As it was, Cranston even failed to take home the Best Actor Oscar, for his portrayal of screenwriter Dalton Trumbo in Trumbo. I have not seen Leonardo DiCaprio as Hugh Glass in The Revenant, nor am I now likely to. But I did take in Trumbo, two days before the Oscars, and left the cinema less than convinced that Cranston was a genuine contender. As things transpired, I also caught DiCaprio at a typewriter or two (like Cranston, both manual and electric) on TV the next night, in 2002's Catch Me if You Can, and he wasn't in the same league as Dano or Cranston. Far be it for me, however, to deny DiCaprio his long-awaited best actor gong.
The thing about Cranston in Trumbo is that, for all his fine typing, he had the show stolen right out from under his cigarette holder by the indomitable Helen Mirren as Hollywood gossip columnist Hedda Hopper.
So one was left wondering, as the credits rolled, whether this movie was really about the ultimate triumph of Trumbo or more tellingly about the intimidating influence of the absolutely horrid, hissing Hedda. Talk about the Wicked Witch of the West - the meddling Hopper comes across as that in spades.
Mirren as Hopper, above, and the real Hopper below:
And Hopper in bed with her Olivetti Lettera 22:One thing certain about Trumbo is that there hasn't been an on-screen typewriter fest like this since Hitchcock (also from 2012, and which also starred an influential Mirren). After all, nothing beats a typewriter in a movie than two (or three):

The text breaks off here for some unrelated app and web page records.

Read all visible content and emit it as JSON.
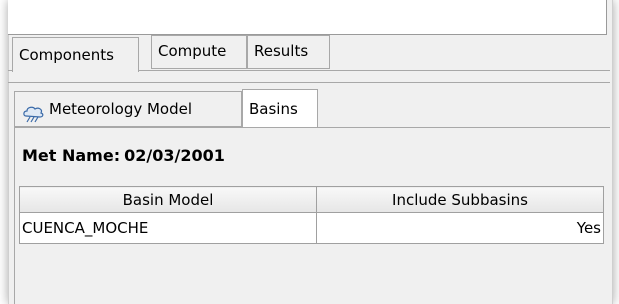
{
  "outer_tabs": [
    {
      "label": "Components",
      "selected": true
    },
    {
      "label": "Compute",
      "selected": false
    },
    {
      "label": "Results",
      "selected": false
    }
  ],
  "inner_tabs": [
    {
      "label": "Meteorology Model",
      "icon": "meteorology-icon",
      "selected": false
    },
    {
      "label": "Basins",
      "selected": true
    }
  ],
  "met_name": {
    "label": "Met Name:",
    "value": "02/03/2001"
  },
  "table": {
    "headers": [
      "Basin Model",
      "Include Subbasins"
    ],
    "rows": [
      {
        "basin_model": "CUENCA_MOCHE",
        "include_subbasins": "Yes"
      }
    ]
  }
}
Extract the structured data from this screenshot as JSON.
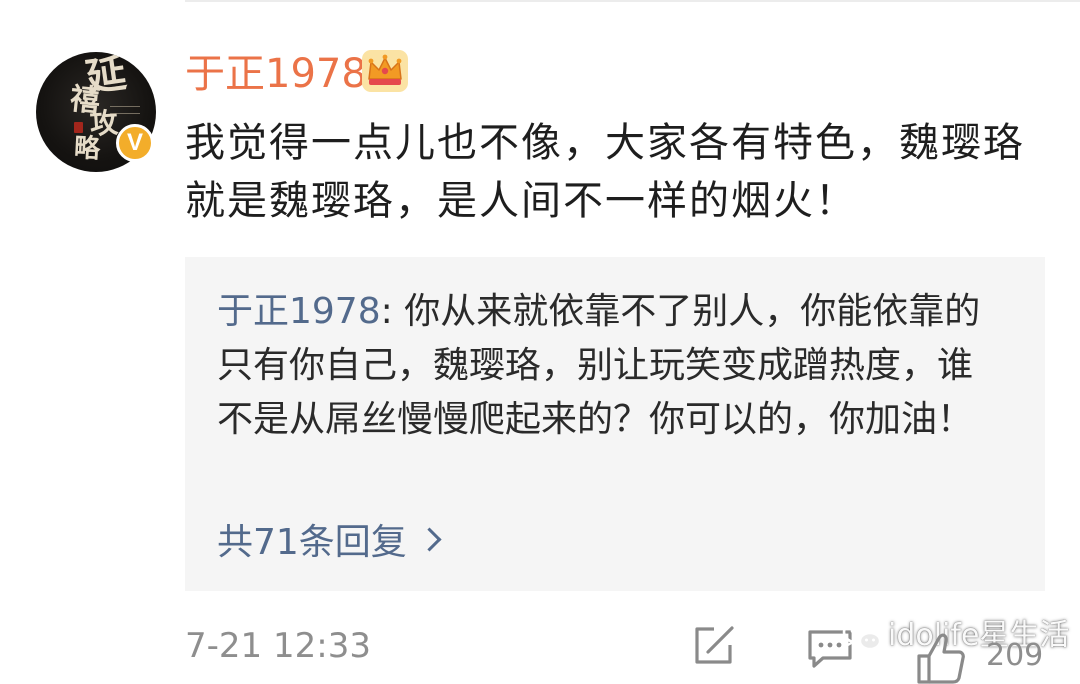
{
  "post": {
    "author": "于正1978",
    "verified_badge": "V",
    "content": "我觉得一点儿也不像，大家各有特色，魏璎珞就是魏璎珞，是人间不一样的烟火！",
    "quoted_reply": {
      "author": "于正1978",
      "separator": ": ",
      "text": "你从来就依靠不了别人，你能依靠的只有你自己，魏璎珞，别让玩笑变成蹭热度，谁不是从屌丝慢慢爬起来的？你可以的，你加油！"
    },
    "replies_link": "共71条回复",
    "timestamp": "7-21 12:33",
    "like_count": "209"
  },
  "avatar": {
    "lettering": [
      "延",
      "禧",
      "攻",
      "略"
    ]
  },
  "watermark": {
    "text": "idolife星生活"
  },
  "icons": {
    "crown": "crown-icon",
    "verify": "verified-v-icon",
    "chevron": "chevron-right-icon",
    "repost": "repost-icon",
    "comment": "comment-icon",
    "like": "like-icon",
    "watermark_logo": "wechat-logo-icon"
  },
  "colors": {
    "username": "#eb7348",
    "link": "#536a8c",
    "text": "#1e1e1e",
    "muted": "#8e8e8e",
    "quote_bg": "#f5f5f5",
    "badge": "#f3ad2a"
  }
}
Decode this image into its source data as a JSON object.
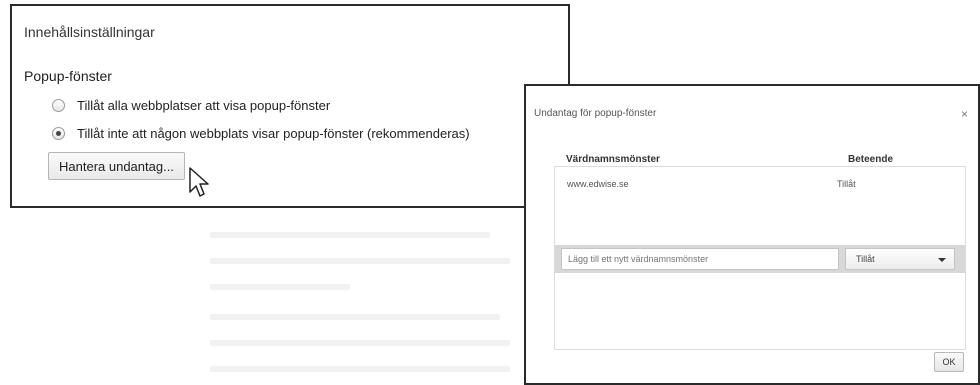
{
  "settings": {
    "title": "Innehållsinställningar",
    "section_title": "Popup-fönster",
    "options": [
      {
        "label": "Tillåt alla webbplatser att visa popup-fönster",
        "checked": false
      },
      {
        "label": "Tillåt inte att någon webbplats visar popup-fönster (rekommenderas)",
        "checked": true
      }
    ],
    "manage_button": "Hantera undantag..."
  },
  "dialog": {
    "title": "Undantag för popup-fönster",
    "close": "×",
    "columns": {
      "name": "Värdnamnsmönster",
      "behavior": "Beteende"
    },
    "rows": [
      {
        "name": "www.edwise.se",
        "behavior": "Tillåt"
      }
    ],
    "add_placeholder": "Lägg till ett nytt värdnamnsmönster",
    "add_behavior": "Tillåt",
    "ok": "OK"
  }
}
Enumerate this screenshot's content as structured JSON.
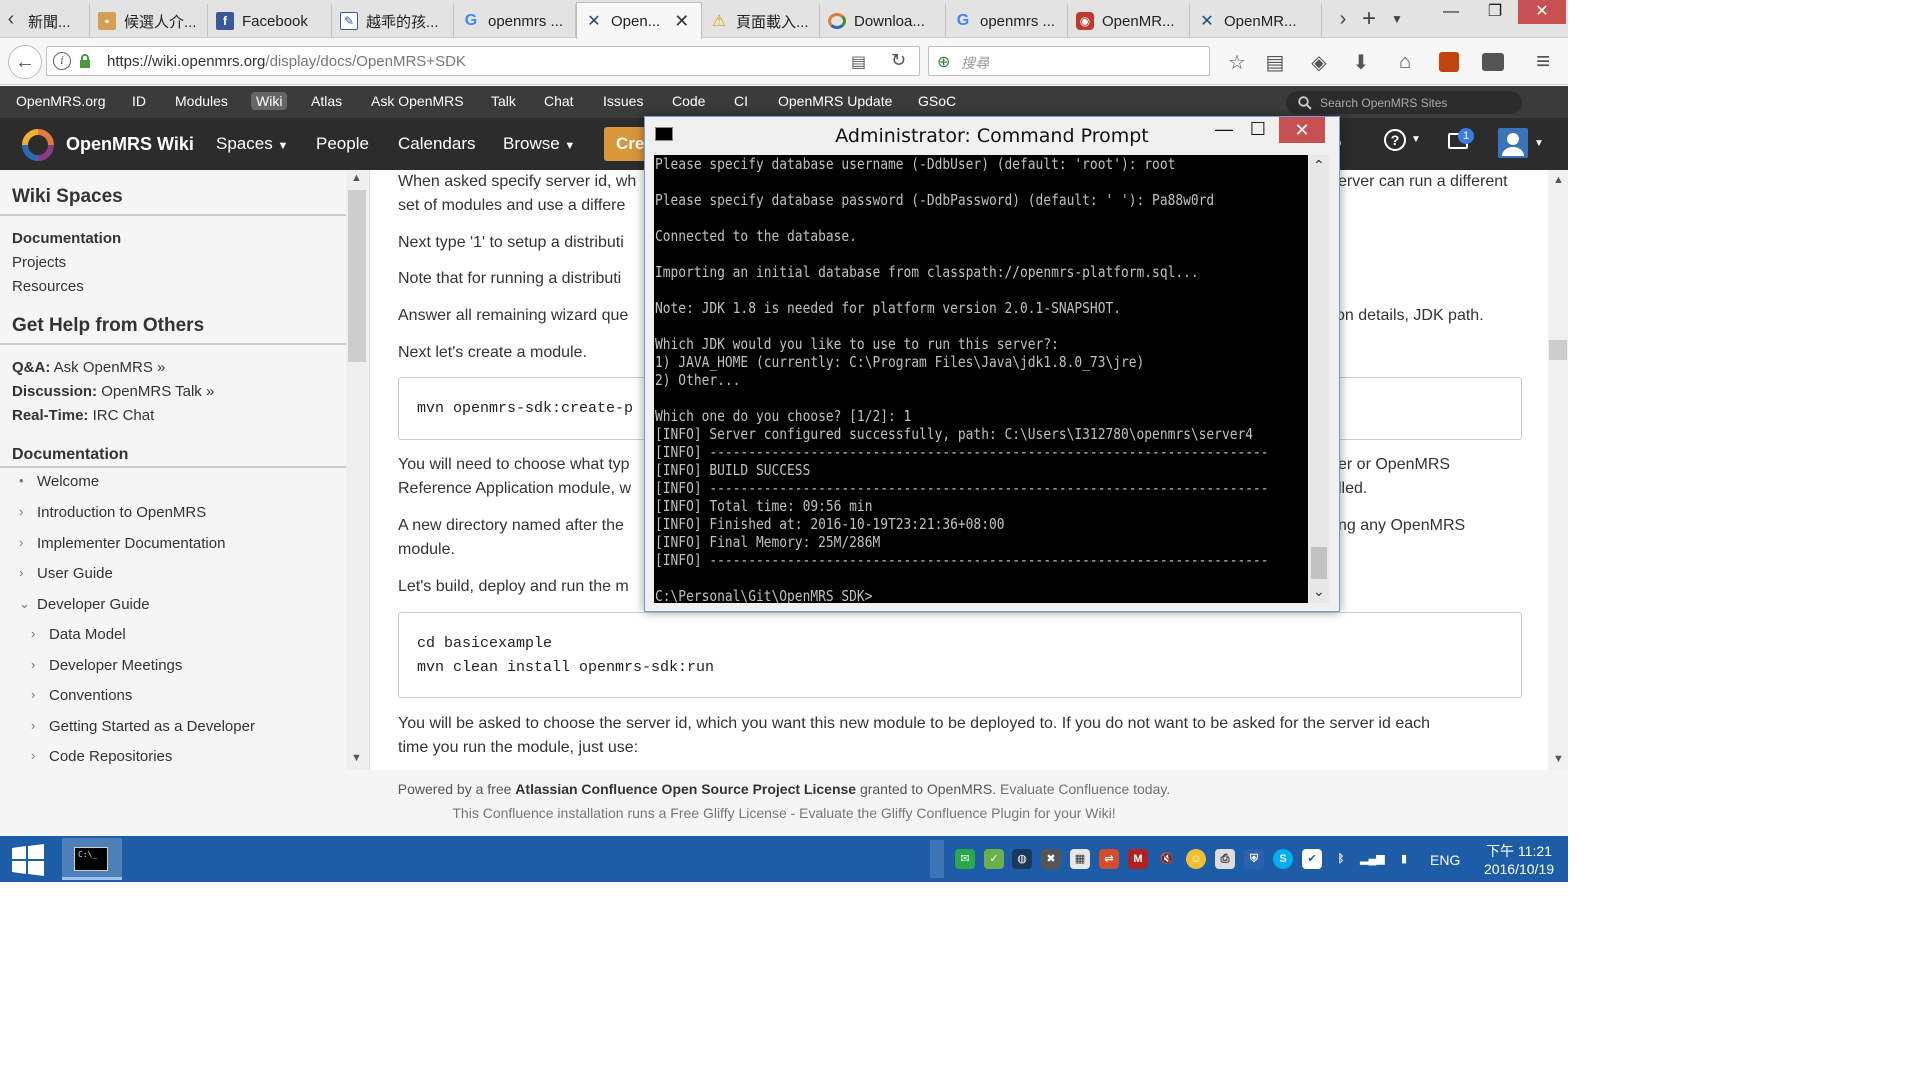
{
  "browser": {
    "tabs": [
      {
        "title": "新聞...",
        "icon": "news-icon"
      },
      {
        "title": "候選人介...",
        "icon": "page-icon"
      },
      {
        "title": "Facebook",
        "icon": "facebook-icon"
      },
      {
        "title": "越乖的孩...",
        "icon": "edit-icon"
      },
      {
        "title": "openmrs ...",
        "icon": "google-icon"
      },
      {
        "title": "Open...",
        "icon": "openmrs-icon",
        "active": true
      },
      {
        "title": "頁面載入...",
        "icon": "warning-icon"
      },
      {
        "title": "Downloa...",
        "icon": "openmrs-icon"
      },
      {
        "title": "openmrs ...",
        "icon": "google-icon"
      },
      {
        "title": "OpenMR...",
        "icon": "openmrs-icon"
      },
      {
        "title": "OpenMR...",
        "icon": "openmrs-icon"
      }
    ],
    "url_domain": "https://wiki.openmrs.org",
    "url_path": "/display/docs/OpenMRS+SDK",
    "search_placeholder": "搜尋"
  },
  "omrs_strip": {
    "links": [
      "OpenMRS.org",
      "ID",
      "Modules",
      "Wiki",
      "Atlas",
      "Ask OpenMRS",
      "Talk",
      "Chat",
      "Issues",
      "Code",
      "CI",
      "OpenMRS Update",
      "GSoC"
    ],
    "active": "Wiki",
    "search_placeholder": "Search OpenMRS Sites"
  },
  "conf_header": {
    "title": "OpenMRS Wiki",
    "nav": [
      "Spaces",
      "People",
      "Calendars",
      "Browse"
    ],
    "create_label": "Cre",
    "notification_count": "1"
  },
  "sidebar": {
    "heading_spaces": "Wiki Spaces",
    "spaces_links": [
      "Documentation",
      "Projects",
      "Resources"
    ],
    "heading_help": "Get Help from Others",
    "help_links": [
      {
        "label": "Q&A:",
        "value": "Ask OpenMRS »"
      },
      {
        "label": "Discussion:",
        "value": "OpenMRS Talk »"
      },
      {
        "label": "Real-Time:",
        "value": "IRC Chat"
      }
    ],
    "heading_docs": "Documentation",
    "tree": [
      {
        "label": "Welcome",
        "level": 1,
        "marker": "•"
      },
      {
        "label": "Introduction to OpenMRS",
        "level": 1,
        "marker": "›"
      },
      {
        "label": "Implementer Documentation",
        "level": 1,
        "marker": "›"
      },
      {
        "label": "User Guide",
        "level": 1,
        "marker": "›"
      },
      {
        "label": "Developer Guide",
        "level": 1,
        "marker": "⌄"
      },
      {
        "label": "Data Model",
        "level": 2,
        "marker": "›"
      },
      {
        "label": "Developer Meetings",
        "level": 2,
        "marker": "›"
      },
      {
        "label": "Conventions",
        "level": 2,
        "marker": "›"
      },
      {
        "label": "Getting Started as a Developer",
        "level": 2,
        "marker": "›"
      },
      {
        "label": "Code Repositories",
        "level": 2,
        "marker": "›"
      }
    ]
  },
  "main": {
    "p1a": "When asked specify server id, wh",
    "p1a_right": "erver can run a different",
    "p1b": "set of modules and use a differe",
    "p2": "Next type '1' to setup a distributi",
    "p3": "Note that for running a distributi",
    "p4": "Answer all remaining wizard que",
    "p4_right": "on details, JDK path.",
    "p5": "Next let's create a module.",
    "code1": "mvn openmrs-sdk:create-p",
    "p6a": "You will need to choose what typ",
    "p6a_right": "er or OpenMRS",
    "p6b": "Reference Application module, w",
    "p6b_right": "lled.",
    "p7a": "A new directory named after the",
    "p7a_right": "ng any OpenMRS",
    "p7b": "module.",
    "p8": "Let's build, deploy and run the m",
    "code2_l1": "cd basicexample",
    "code2_l2": "mvn clean install openmrs-sdk:run",
    "p9a": "You will be asked to choose the server id, which you want this new module to be deployed to. If you do not want to be asked for the server id each",
    "p9b": "time you run the module, just use:"
  },
  "footer": {
    "l1_pre": "Powered by a free ",
    "l1_bold": "Atlassian Confluence Open Source Project License",
    "l1_mid": " granted to OpenMRS. ",
    "l1_link": "Evaluate Confluence today.",
    "l2": "This Confluence installation runs a Free Gliffy License - Evaluate the Gliffy Confluence Plugin for your Wiki!"
  },
  "cmd": {
    "title": "Administrator: Command Prompt",
    "lines": [
      "Please specify database username (-DdbUser) (default: 'root'): root",
      "",
      "Please specify database password (-DdbPassword) (default: ' '): Pa88w0rd",
      "",
      "Connected to the database.",
      "",
      "Importing an initial database from classpath://openmrs-platform.sql...",
      "",
      "Note: JDK 1.8 is needed for platform version 2.0.1-SNAPSHOT.",
      "",
      "Which JDK would you like to use to run this server?:",
      "1) JAVA_HOME (currently: C:\\Program Files\\Java\\jdk1.8.0_73\\jre)",
      "2) Other...",
      "",
      "Which one do you choose? [1/2]: 1",
      "[INFO] Server configured successfully, path: C:\\Users\\I312780\\openmrs\\server4",
      "[INFO] ------------------------------------------------------------------------",
      "[INFO] BUILD SUCCESS",
      "[INFO] ------------------------------------------------------------------------",
      "[INFO] Total time: 09:56 min",
      "[INFO] Finished at: 2016-10-19T23:21:36+08:00",
      "[INFO] Final Memory: 25M/286M",
      "[INFO] ------------------------------------------------------------------------",
      "",
      "C:\\Personal\\Git\\OpenMRS_SDK>"
    ]
  },
  "taskbar": {
    "lang": "ENG",
    "time": "下午 11:21",
    "date": "2016/10/19"
  },
  "colors": {
    "omrs_orange": "#d8963b",
    "taskbar_blue": "#1d5ca6",
    "close_red": "#c75050"
  }
}
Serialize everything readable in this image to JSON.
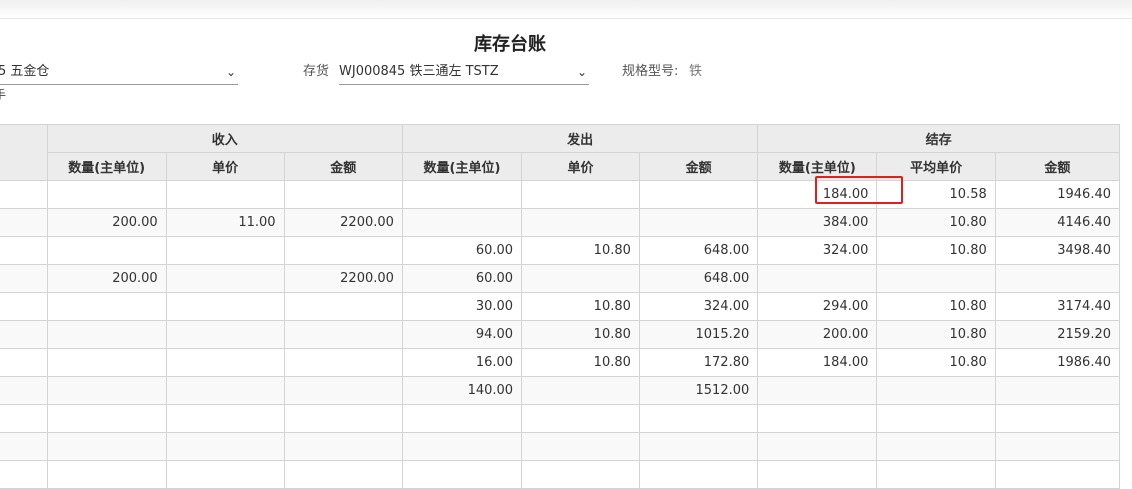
{
  "page": {
    "title": "库存台账",
    "warehouse_value": "5 五金仓",
    "inventory_label": "存货",
    "inventory_value": "WJ000845 铁三通左 TSTZ",
    "spec_label": "规格型号:",
    "spec_value": "铁",
    "cut_fragment": "手"
  },
  "table": {
    "groups": [
      "收入",
      "发出",
      "结存"
    ],
    "columns": [
      "数量(主单位)",
      "单价",
      "金额",
      "数量(主单位)",
      "单价",
      "金额",
      "数量(主单位)",
      "平均单价",
      "金额"
    ],
    "rows": [
      [
        "",
        "",
        "",
        "",
        "",
        "",
        "184.00",
        "10.58",
        "1946.40"
      ],
      [
        "200.00",
        "11.00",
        "2200.00",
        "",
        "",
        "",
        "384.00",
        "10.80",
        "4146.40"
      ],
      [
        "",
        "",
        "",
        "60.00",
        "10.80",
        "648.00",
        "324.00",
        "10.80",
        "3498.40"
      ],
      [
        "200.00",
        "",
        "2200.00",
        "60.00",
        "",
        "648.00",
        "",
        "",
        ""
      ],
      [
        "",
        "",
        "",
        "30.00",
        "10.80",
        "324.00",
        "294.00",
        "10.80",
        "3174.40"
      ],
      [
        "",
        "",
        "",
        "94.00",
        "10.80",
        "1015.20",
        "200.00",
        "10.80",
        "2159.20"
      ],
      [
        "",
        "",
        "",
        "16.00",
        "10.80",
        "172.80",
        "184.00",
        "10.80",
        "1986.40"
      ],
      [
        "",
        "",
        "",
        "140.00",
        "",
        "1512.00",
        "",
        "",
        ""
      ],
      [
        "",
        "",
        "",
        "",
        "",
        "",
        "",
        "",
        ""
      ],
      [
        "",
        "",
        "",
        "",
        "",
        "",
        "",
        "",
        ""
      ],
      [
        "",
        "",
        "",
        "",
        "",
        "",
        "",
        "",
        ""
      ]
    ]
  },
  "icons": {
    "dropdown": "chevron-down-icon"
  },
  "colors": {
    "highlight": "#e02020",
    "header_bg": "#ececec"
  }
}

And, whatever damage it may have done to the facts of the matter - or to Edward G.Robinson's reputation, by claiming he was a stool pigeon - Trumbo did at least try to stay true to Trumbo's typewriters:
My favourite performance in Trumbo came from New Zealander Dean O'Gorman as a dependable if slightly height challenged Kirk Douglas (with the ever-reliable John Goodman close behind):